Supplied information —
#####
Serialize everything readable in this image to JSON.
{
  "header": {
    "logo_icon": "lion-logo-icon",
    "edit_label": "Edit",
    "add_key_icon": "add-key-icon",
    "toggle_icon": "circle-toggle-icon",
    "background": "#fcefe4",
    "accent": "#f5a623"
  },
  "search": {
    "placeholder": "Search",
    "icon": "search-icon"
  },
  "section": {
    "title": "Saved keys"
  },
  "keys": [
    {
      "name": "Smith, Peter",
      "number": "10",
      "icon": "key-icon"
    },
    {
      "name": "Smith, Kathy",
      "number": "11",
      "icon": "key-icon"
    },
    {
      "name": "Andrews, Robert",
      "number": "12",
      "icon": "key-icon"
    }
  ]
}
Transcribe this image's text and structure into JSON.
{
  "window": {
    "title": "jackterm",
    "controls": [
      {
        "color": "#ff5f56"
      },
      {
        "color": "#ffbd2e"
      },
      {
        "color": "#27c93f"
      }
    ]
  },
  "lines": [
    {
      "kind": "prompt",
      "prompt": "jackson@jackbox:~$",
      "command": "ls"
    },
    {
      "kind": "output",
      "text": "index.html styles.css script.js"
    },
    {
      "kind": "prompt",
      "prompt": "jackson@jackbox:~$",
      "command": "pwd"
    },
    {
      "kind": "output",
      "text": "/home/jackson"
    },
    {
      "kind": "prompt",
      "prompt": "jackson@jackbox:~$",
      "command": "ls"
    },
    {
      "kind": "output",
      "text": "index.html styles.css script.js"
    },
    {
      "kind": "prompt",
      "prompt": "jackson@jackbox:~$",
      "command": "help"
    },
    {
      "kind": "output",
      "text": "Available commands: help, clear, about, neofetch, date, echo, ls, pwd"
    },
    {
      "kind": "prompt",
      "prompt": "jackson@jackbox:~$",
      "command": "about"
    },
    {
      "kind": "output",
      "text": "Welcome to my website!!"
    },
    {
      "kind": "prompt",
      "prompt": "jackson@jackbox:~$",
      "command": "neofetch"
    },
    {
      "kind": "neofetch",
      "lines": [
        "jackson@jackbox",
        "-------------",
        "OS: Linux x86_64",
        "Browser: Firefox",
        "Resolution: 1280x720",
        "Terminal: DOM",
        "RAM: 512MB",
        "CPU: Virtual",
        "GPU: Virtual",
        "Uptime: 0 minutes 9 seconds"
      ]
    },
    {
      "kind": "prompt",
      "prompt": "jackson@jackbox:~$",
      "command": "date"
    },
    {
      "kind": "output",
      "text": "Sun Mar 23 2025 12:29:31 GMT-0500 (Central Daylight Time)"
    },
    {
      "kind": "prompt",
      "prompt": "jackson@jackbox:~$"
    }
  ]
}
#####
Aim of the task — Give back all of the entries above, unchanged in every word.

Response to the exercise —
Serialize everything readable in this image to JSON.
{
  "header": {
    "logo_icon": "lion-logo-icon",
    "edit_label": "Edit",
    "add_key_icon": "add-key-icon",
    "toggle_icon": "circle-toggle-icon",
    "background": "#fcefe4",
    "accent": "#f5a623"
  },
  "search": {
    "placeholder": "Search",
    "icon": "search-icon"
  },
  "section": {
    "title": "Saved keys"
  },
  "keys": [
    {
      "name": "Smith, Peter",
      "number": "10",
      "icon": "key-icon"
    },
    {
      "name": "Smith, Kathy",
      "number": "11",
      "icon": "key-icon"
    },
    {
      "name": "Andrews, Robert",
      "number": "12",
      "icon": "key-icon"
    }
  ]
}
Transcribe this image's text and structure into JSON.
{
  "window": {
    "title": "jackterm",
    "controls": [
      {
        "color": "#ff5f56"
      },
      {
        "color": "#ffbd2e"
      },
      {
        "color": "#27c93f"
      }
    ]
  },
  "lines": [
    {
      "kind": "prompt",
      "prompt": "jackson@jackbox:~$",
      "command": "ls"
    },
    {
      "kind": "output",
      "text": "index.html styles.css script.js"
    },
    {
      "kind": "prompt",
      "prompt": "jackson@jackbox:~$",
      "command": "pwd"
    },
    {
      "kind": "output",
      "text": "/home/jackson"
    },
    {
      "kind": "prompt",
      "prompt": "jackson@jackbox:~$",
      "command": "ls"
    },
    {
      "kind": "output",
      "text": "index.html styles.css script.js"
    },
    {
      "kind": "prompt",
      "prompt": "jackson@jackbox:~$",
      "command": "help"
    },
    {
      "kind": "output",
      "text": "Available commands: help, clear, about, neofetch, date, echo, ls, pwd"
    },
    {
      "kind": "prompt",
      "prompt": "jackson@jackbox:~$",
      "command": "about"
    },
    {
      "kind": "output",
      "text": "Welcome to my website!!"
    },
    {
      "kind": "prompt",
      "prompt": "jackson@jackbox:~$",
      "command": "neofetch"
    },
    {
      "kind": "neofetch",
      "lines": [
        "jackson@jackbox",
        "-------------",
        "OS: Linux x86_64",
        "Browser: Firefox",
        "Resolution: 1280x720",
        "Terminal: DOM",
        "RAM: 512MB",
        "CPU: Virtual",
        "GPU: Virtual",
        "Uptime: 0 minutes 9 seconds"
      ]
    },
    {
      "kind": "prompt",
      "prompt": "jackson@jackbox:~$",
      "command": "date"
    },
    {
      "kind": "output",
      "text": "Sun Mar 23 2025 12:29:31 GMT-0500 (Central Daylight Time)"
    },
    {
      "kind": "prompt",
      "prompt": "jackson@jackbox:~$"
    }
  ]
}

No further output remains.